*** Supplied material ***

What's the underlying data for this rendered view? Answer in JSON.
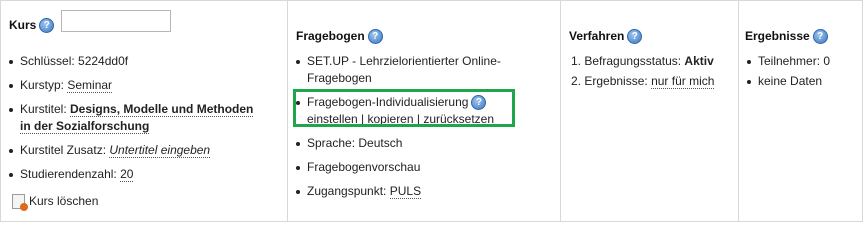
{
  "kurs": {
    "title": "Kurs",
    "search_value": "",
    "items": [
      {
        "label": "Schlüssel: ",
        "value": "5224dd0f"
      },
      {
        "label": "Kurstyp: ",
        "value": "Seminar"
      },
      {
        "label": "Kurstitel: ",
        "value": "Designs, Modelle und Methoden in der Sozialforschung"
      },
      {
        "label": "Kurstitel Zusatz: ",
        "value": "Untertitel eingeben"
      },
      {
        "label": "Studierendenzahl: ",
        "value": "20"
      }
    ],
    "delete_label": "Kurs löschen"
  },
  "fragebogen": {
    "title": "Fragebogen",
    "items": [
      {
        "text": "SET.UP - Lehrzielorientierter Online-Fragebogen"
      },
      {
        "text": "Fragebogen-Individualisierung"
      },
      {
        "label": "Sprache: ",
        "value": "Deutsch"
      },
      {
        "text": "Fragebogenvorschau"
      },
      {
        "label": "Zugangspunkt: ",
        "value": "PULS"
      }
    ],
    "actions": [
      "einstellen",
      "kopieren",
      "zurücksetzen"
    ],
    "separator": " | "
  },
  "verfahren": {
    "title": "Verfahren",
    "items": [
      {
        "number": "1.",
        "label": "Befragungsstatus: ",
        "value": "Aktiv"
      },
      {
        "number": "2.",
        "label": "Ergebnisse: ",
        "value": "nur für mich"
      }
    ]
  },
  "ergebnisse": {
    "title": "Ergebnisse",
    "items": [
      {
        "text": "Teilnehmer: 0"
      },
      {
        "text": "keine Daten"
      }
    ]
  },
  "colors": {
    "highlight_border": "#1fa64a",
    "help_icon": "#3a78c2",
    "delete_icon": "#e06a1a"
  }
}
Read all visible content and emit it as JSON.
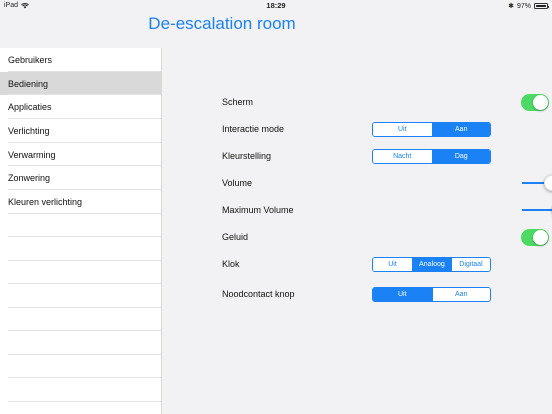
{
  "status": {
    "device": "iPad",
    "time": "18:29",
    "battery": "97%",
    "battery_level": 0.97
  },
  "title": "De-escalation room",
  "sidebar": {
    "items": [
      {
        "label": "Gebruikers"
      },
      {
        "label": "Bediening",
        "selected": true
      },
      {
        "label": "Applicaties"
      },
      {
        "label": "Verlichting"
      },
      {
        "label": "Verwarming"
      },
      {
        "label": "Zonwering"
      },
      {
        "label": "Kleuren verlichting"
      }
    ]
  },
  "settings": {
    "scherm": {
      "label": "Scherm",
      "on": true
    },
    "interactie": {
      "label": "Interactie mode",
      "options": [
        "Uit",
        "Aan"
      ],
      "selected": "Aan"
    },
    "kleurstelling": {
      "label": "Kleurstelling",
      "options": [
        "Nacht",
        "Dag"
      ],
      "selected": "Dag"
    },
    "volume": {
      "label": "Volume",
      "value": 0.25
    },
    "max_volume": {
      "label": "Maximum Volume",
      "value": 0.32
    },
    "geluid": {
      "label": "Geluid",
      "on": true
    },
    "klok": {
      "label": "Klok",
      "options": [
        "Uit",
        "Analoog",
        "Digitaal"
      ],
      "selected": "Analoog"
    },
    "noodcontact": {
      "label": "Noodcontact knop",
      "options": [
        "Uit",
        "Aan"
      ],
      "selected": "Uit"
    }
  },
  "colors": {
    "accent": "#1a82f5",
    "switch_on": "#4cd964",
    "selected_row": "#d9d9d9"
  }
}
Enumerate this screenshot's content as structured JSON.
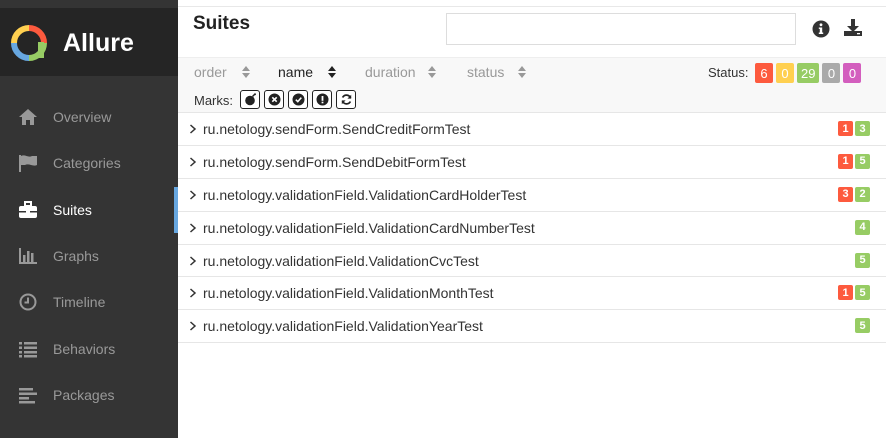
{
  "app": {
    "name": "Allure"
  },
  "sidebar": {
    "items": [
      {
        "label": "Overview",
        "icon": "home-icon",
        "active": false
      },
      {
        "label": "Categories",
        "icon": "flag-icon",
        "active": false
      },
      {
        "label": "Suites",
        "icon": "briefcase-icon",
        "active": true
      },
      {
        "label": "Graphs",
        "icon": "bar-chart-icon",
        "active": false
      },
      {
        "label": "Timeline",
        "icon": "clock-icon",
        "active": false
      },
      {
        "label": "Behaviors",
        "icon": "list-icon",
        "active": false
      },
      {
        "label": "Packages",
        "icon": "align-left-icon",
        "active": false
      }
    ]
  },
  "header": {
    "title": "Suites",
    "search_value": "",
    "search_placeholder": ""
  },
  "toolbar": {
    "sort": [
      {
        "label": "order",
        "active": false
      },
      {
        "label": "name",
        "active": true
      },
      {
        "label": "duration",
        "active": false
      },
      {
        "label": "status",
        "active": false
      }
    ],
    "status_label": "Status:",
    "status_badges": [
      {
        "value": "6",
        "color": "#fd5a3e",
        "status": "failed"
      },
      {
        "value": "0",
        "color": "#ffd050",
        "status": "broken"
      },
      {
        "value": "29",
        "color": "#97cc64",
        "status": "passed"
      },
      {
        "value": "0",
        "color": "#aaaaaa",
        "status": "skipped"
      },
      {
        "value": "0",
        "color": "#d35ebe",
        "status": "unknown"
      }
    ],
    "marks_label": "Marks:",
    "marks": [
      "bomb-icon",
      "times-circle-icon",
      "check-circle-icon",
      "exclamation-circle-icon",
      "refresh-icon"
    ]
  },
  "colors": {
    "failed": "#fd5a3e",
    "passed": "#97cc64",
    "accent": "#67a7e0"
  },
  "suites": [
    {
      "name": "ru.netology.sendForm.SendCreditFormTest",
      "counts": [
        {
          "value": "1",
          "status": "failed"
        },
        {
          "value": "3",
          "status": "passed"
        }
      ]
    },
    {
      "name": "ru.netology.sendForm.SendDebitFormTest",
      "counts": [
        {
          "value": "1",
          "status": "failed"
        },
        {
          "value": "5",
          "status": "passed"
        }
      ]
    },
    {
      "name": "ru.netology.validationField.ValidationCardHolderTest",
      "counts": [
        {
          "value": "3",
          "status": "failed"
        },
        {
          "value": "2",
          "status": "passed"
        }
      ]
    },
    {
      "name": "ru.netology.validationField.ValidationCardNumberTest",
      "counts": [
        {
          "value": "4",
          "status": "passed"
        }
      ]
    },
    {
      "name": "ru.netology.validationField.ValidationCvcTest",
      "counts": [
        {
          "value": "5",
          "status": "passed"
        }
      ]
    },
    {
      "name": "ru.netology.validationField.ValidationMonthTest",
      "counts": [
        {
          "value": "1",
          "status": "failed"
        },
        {
          "value": "5",
          "status": "passed"
        }
      ]
    },
    {
      "name": "ru.netology.validationField.ValidationYearTest",
      "counts": [
        {
          "value": "5",
          "status": "passed"
        }
      ]
    }
  ]
}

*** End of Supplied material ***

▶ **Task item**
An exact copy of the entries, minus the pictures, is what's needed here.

▶ **Answer to the exercise**
What's the underlying data for this rendered view? Answer in JSON.
{
  "kurs": {
    "title": "Kurs",
    "search_value": "",
    "items": [
      {
        "label": "Schlüssel: ",
        "value": "5224dd0f"
      },
      {
        "label": "Kurstyp: ",
        "value": "Seminar"
      },
      {
        "label": "Kurstitel: ",
        "value": "Designs, Modelle und Methoden in der Sozialforschung"
      },
      {
        "label": "Kurstitel Zusatz: ",
        "value": "Untertitel eingeben"
      },
      {
        "label": "Studierendenzahl: ",
        "value": "20"
      }
    ],
    "delete_label": "Kurs löschen"
  },
  "fragebogen": {
    "title": "Fragebogen",
    "items": [
      {
        "text": "SET.UP - Lehrzielorientierter Online-Fragebogen"
      },
      {
        "text": "Fragebogen-Individualisierung"
      },
      {
        "label": "Sprache: ",
        "value": "Deutsch"
      },
      {
        "text": "Fragebogenvorschau"
      },
      {
        "label": "Zugangspunkt: ",
        "value": "PULS"
      }
    ],
    "actions": [
      "einstellen",
      "kopieren",
      "zurücksetzen"
    ],
    "separator": " | "
  },
  "verfahren": {
    "title": "Verfahren",
    "items": [
      {
        "number": "1.",
        "label": "Befragungsstatus: ",
        "value": "Aktiv"
      },
      {
        "number": "2.",
        "label": "Ergebnisse: ",
        "value": "nur für mich"
      }
    ]
  },
  "ergebnisse": {
    "title": "Ergebnisse",
    "items": [
      {
        "text": "Teilnehmer: 0"
      },
      {
        "text": "keine Daten"
      }
    ]
  },
  "colors": {
    "highlight_border": "#1fa64a",
    "help_icon": "#3a78c2",
    "delete_icon": "#e06a1a"
  }
}
Read all visible content and emit it as JSON.
{
  "status": {
    "device": "iPad",
    "time": "18:29",
    "battery": "97%",
    "battery_level": 0.97
  },
  "title": "De-escalation room",
  "sidebar": {
    "items": [
      {
        "label": "Gebruikers"
      },
      {
        "label": "Bediening",
        "selected": true
      },
      {
        "label": "Applicaties"
      },
      {
        "label": "Verlichting"
      },
      {
        "label": "Verwarming"
      },
      {
        "label": "Zonwering"
      },
      {
        "label": "Kleuren verlichting"
      }
    ]
  },
  "settings": {
    "scherm": {
      "label": "Scherm",
      "on": true
    },
    "interactie": {
      "label": "Interactie mode",
      "options": [
        "Uit",
        "Aan"
      ],
      "selected": "Aan"
    },
    "kleurstelling": {
      "label": "Kleurstelling",
      "options": [
        "Nacht",
        "Dag"
      ],
      "selected": "Dag"
    },
    "volume": {
      "label": "Volume",
      "value": 0.25
    },
    "max_volume": {
      "label": "Maximum Volume",
      "value": 0.32
    },
    "geluid": {
      "label": "Geluid",
      "on": true
    },
    "klok": {
      "label": "Klok",
      "options": [
        "Uit",
        "Analoog",
        "Digitaal"
      ],
      "selected": "Analoog"
    },
    "noodcontact": {
      "label": "Noodcontact knop",
      "options": [
        "Uit",
        "Aan"
      ],
      "selected": "Uit"
    }
  },
  "colors": {
    "accent": "#1a82f5",
    "switch_on": "#4cd964",
    "selected_row": "#d9d9d9"
  }
}
Enumerate this screenshot's content as structured JSON.
{
  "app": {
    "name": "Allure"
  },
  "sidebar": {
    "items": [
      {
        "label": "Overview",
        "icon": "home-icon",
        "active": false
      },
      {
        "label": "Categories",
        "icon": "flag-icon",
        "active": false
      },
      {
        "label": "Suites",
        "icon": "briefcase-icon",
        "active": true
      },
      {
        "label": "Graphs",
        "icon": "bar-chart-icon",
        "active": false
      },
      {
        "label": "Timeline",
        "icon": "clock-icon",
        "active": false
      },
      {
        "label": "Behaviors",
        "icon": "list-icon",
        "active": false
      },
      {
        "label": "Packages",
        "icon": "align-left-icon",
        "active": false
      }
    ]
  },
  "header": {
    "title": "Suites",
    "search_value": "",
    "search_placeholder": ""
  },
  "toolbar": {
    "sort": [
      {
        "label": "order",
        "active": false
      },
      {
        "label": "name",
        "active": true
      },
      {
        "label": "duration",
        "active": false
      },
      {
        "label": "status",
        "active": false
      }
    ],
    "status_label": "Status:",
    "status_badges": [
      {
        "value": "6",
        "color": "#fd5a3e",
        "status": "failed"
      },
      {
        "value": "0",
        "color": "#ffd050",
        "status": "broken"
      },
      {
        "value": "29",
        "color": "#97cc64",
        "status": "passed"
      },
      {
        "value": "0",
        "color": "#aaaaaa",
        "status": "skipped"
      },
      {
        "value": "0",
        "color": "#d35ebe",
        "status": "unknown"
      }
    ],
    "marks_label": "Marks:",
    "marks": [
      "bomb-icon",
      "times-circle-icon",
      "check-circle-icon",
      "exclamation-circle-icon",
      "refresh-icon"
    ]
  },
  "colors": {
    "failed": "#fd5a3e",
    "passed": "#97cc64",
    "accent": "#67a7e0"
  },
  "suites": [
    {
      "name": "ru.netology.sendForm.SendCreditFormTest",
      "counts": [
        {
          "value": "1",
          "status": "failed"
        },
        {
          "value": "3",
          "status": "passed"
        }
      ]
    },
    {
      "name": "ru.netology.sendForm.SendDebitFormTest",
      "counts": [
        {
          "value": "1",
          "status": "failed"
        },
        {
          "value": "5",
          "status": "passed"
        }
      ]
    },
    {
      "name": "ru.netology.validationField.ValidationCardHolderTest",
      "counts": [
        {
          "value": "3",
          "status": "failed"
        },
        {
          "value": "2",
          "status": "passed"
        }
      ]
    },
    {
      "name": "ru.netology.validationField.ValidationCardNumberTest",
      "counts": [
        {
          "value": "4",
          "status": "passed"
        }
      ]
    },
    {
      "name": "ru.netology.validationField.ValidationCvcTest",
      "counts": [
        {
          "value": "5",
          "status": "passed"
        }
      ]
    },
    {
      "name": "ru.netology.validationField.ValidationMonthTest",
      "counts": [
        {
          "value": "1",
          "status": "failed"
        },
        {
          "value": "5",
          "status": "passed"
        }
      ]
    },
    {
      "name": "ru.netology.validationField.ValidationYearTest",
      "counts": [
        {
          "value": "5",
          "status": "passed"
        }
      ]
    }
  ]
}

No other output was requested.